She told parliament she wanted to double the intensive care unit capacity in Scotland and health boards were working towards this by training staff and repurposing facilities. Intensive care is for seriously ill people.
She also said she had put in place contingency planning to ensure oxygen supply both in hospitals and communities. Ventilators work by pumping oxygen into patients’ lungs.
Freeman also said she had ordered 450 new concentrators for use in the community as well as further contingency which can be used if necessary. A concentrator increases the proportion of oxygen in air by removing the nitrogen from it.
Freeman also said there were 13,000 beds in Scotland but she aimed to increase this by at least a further 3,000. To achieve this, non-urgent operations, such as hernia surgery and hip replacements will be cancelled.
Labour’s health spokesperson, Monica Lennon MSP, welcomed the government’s commitment to increase bed numbers and said the health service “is going to have to work differently”.
She added: “Some areas of Scotland have experienced long-standing challenges with staff vacancies. As the NHS prepares to tackle the coronavirus pandemic, managing workforce shortages across our entire health service is going to become even more challenging.”
Green MSP John Finnie pointed out the figures were better than a couple of years ago. “NHS workforce planning is key to addressing all vacancies, however, the lead-in time to train to this level is lengthy and won’t be turned around in time to address this pandemic,” he said.

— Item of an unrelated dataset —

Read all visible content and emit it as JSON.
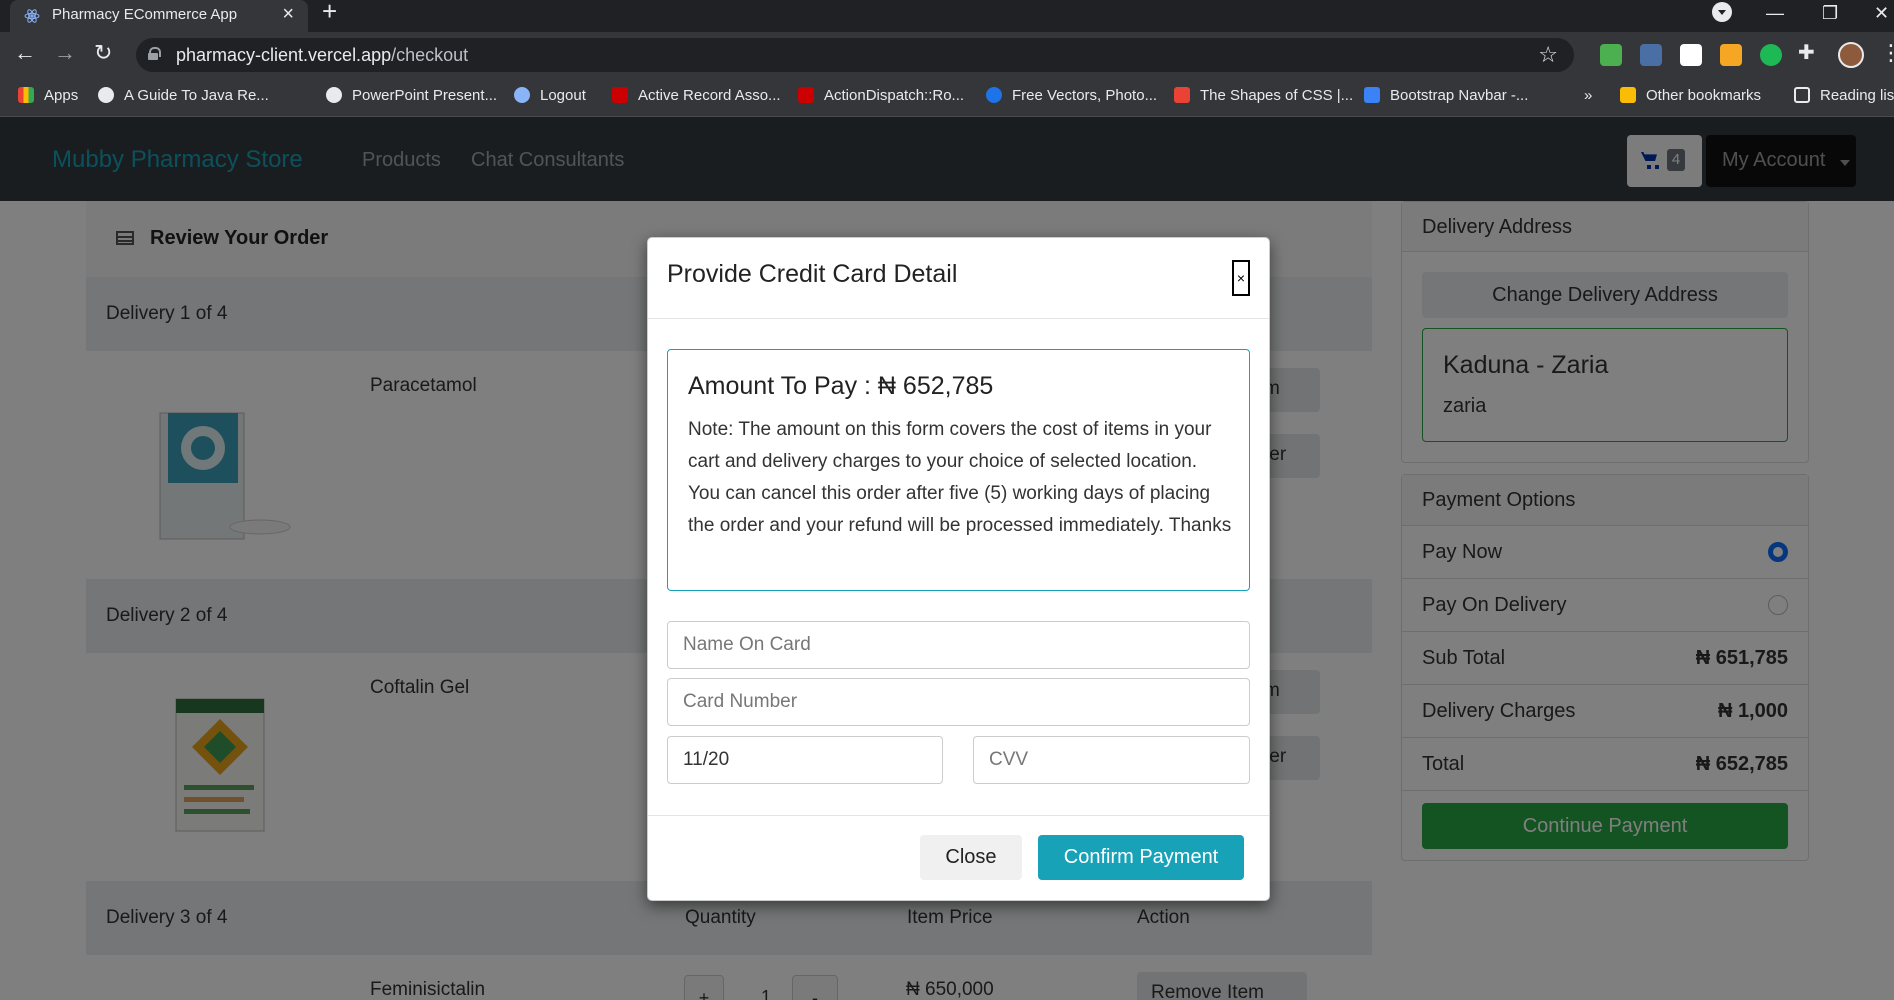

The shortage was worldwide and we needed to understand why medical practitioners weren’t becoming CAs, he suggested. Brexit had made the UK, and therefore Scotland, “a less attractive option to many”, he argued.

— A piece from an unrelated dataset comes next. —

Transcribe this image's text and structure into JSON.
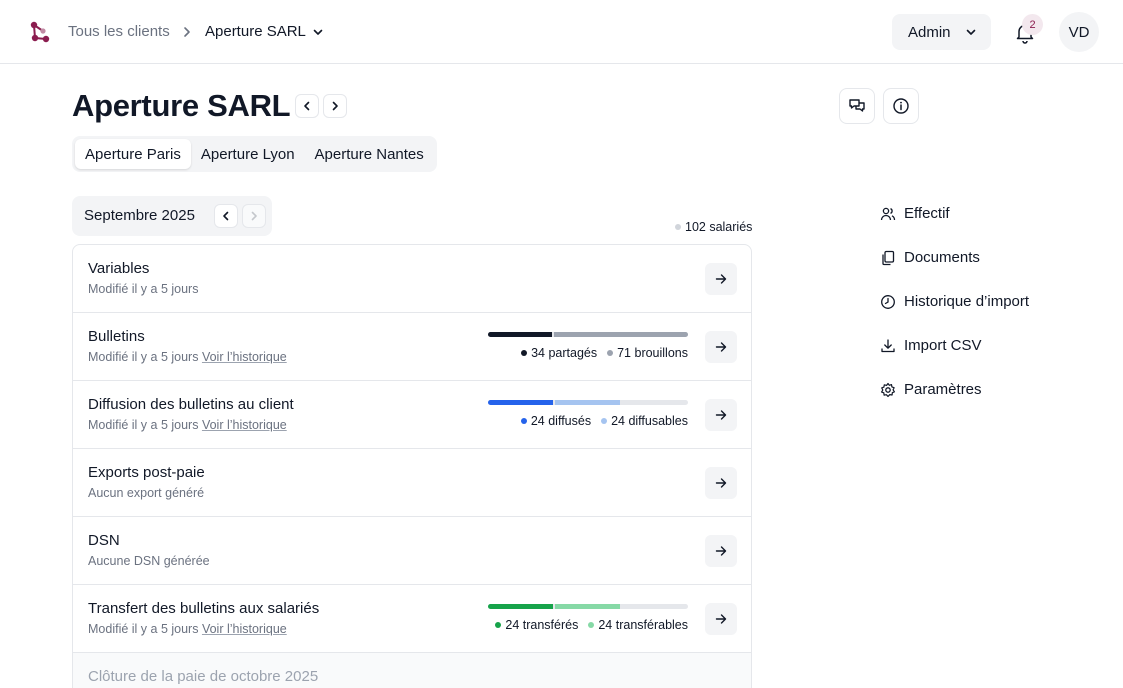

Liberal Democrat MSP for Shetland, Beatrice Wishart, secured assurances from heath secretary Freeman that plans were in place to transfer isles patients who needed intensive care to the mainland.
She said: “As we rebuild on the other side of this crisis we must look again at longstanding staffing matters. Ensuring remote and rural areas have self-sufficient strong local healthcare is extremely important.”
Conservative Highland and Islands MSP, Donald Cameron, said: “During the emergency, I am sure our key health workers will make provision for any gaps in coverage that may arise.”
He praised NHS staff and said: “Afterwards there will be a review of how we performed, lessons will be learnt and, at that point, any shortcomings in workforce planning should be addressed.”
The Scottish Government pointed out that the number of whole time equivalent (WTE) anaesthetics consultants had risen by 38.3 per cent, from 549.0 WTE in September 2006 to 759.8 WTE in December 2019.
A government spokesperson added: “As part of our urgent action to increase intensive care unit capacity in response to the challenges presented by coronavirus, we are working with health boards to ensure those with critical care skills, including anaesthetists, are deployed where they are needed most.”
An NHS Forth Valley spokesperson said the board was increasing the number of intensive care unit beds and training staff to care for patients with serious respiratory illnesses who may require ventilation.
They also said they were scaling back on non-urgent appointments and operations but vital cancer treatments, emergency, maternity, neonatal and urgent care will continue to be provided.
NHS Shetland, NHS Dumfries and Galloway and NHS Highland have not responded to requests to comment.
Photo thanks to iStock/YakobchukOlena. This story was published in tandem with the Sunday National.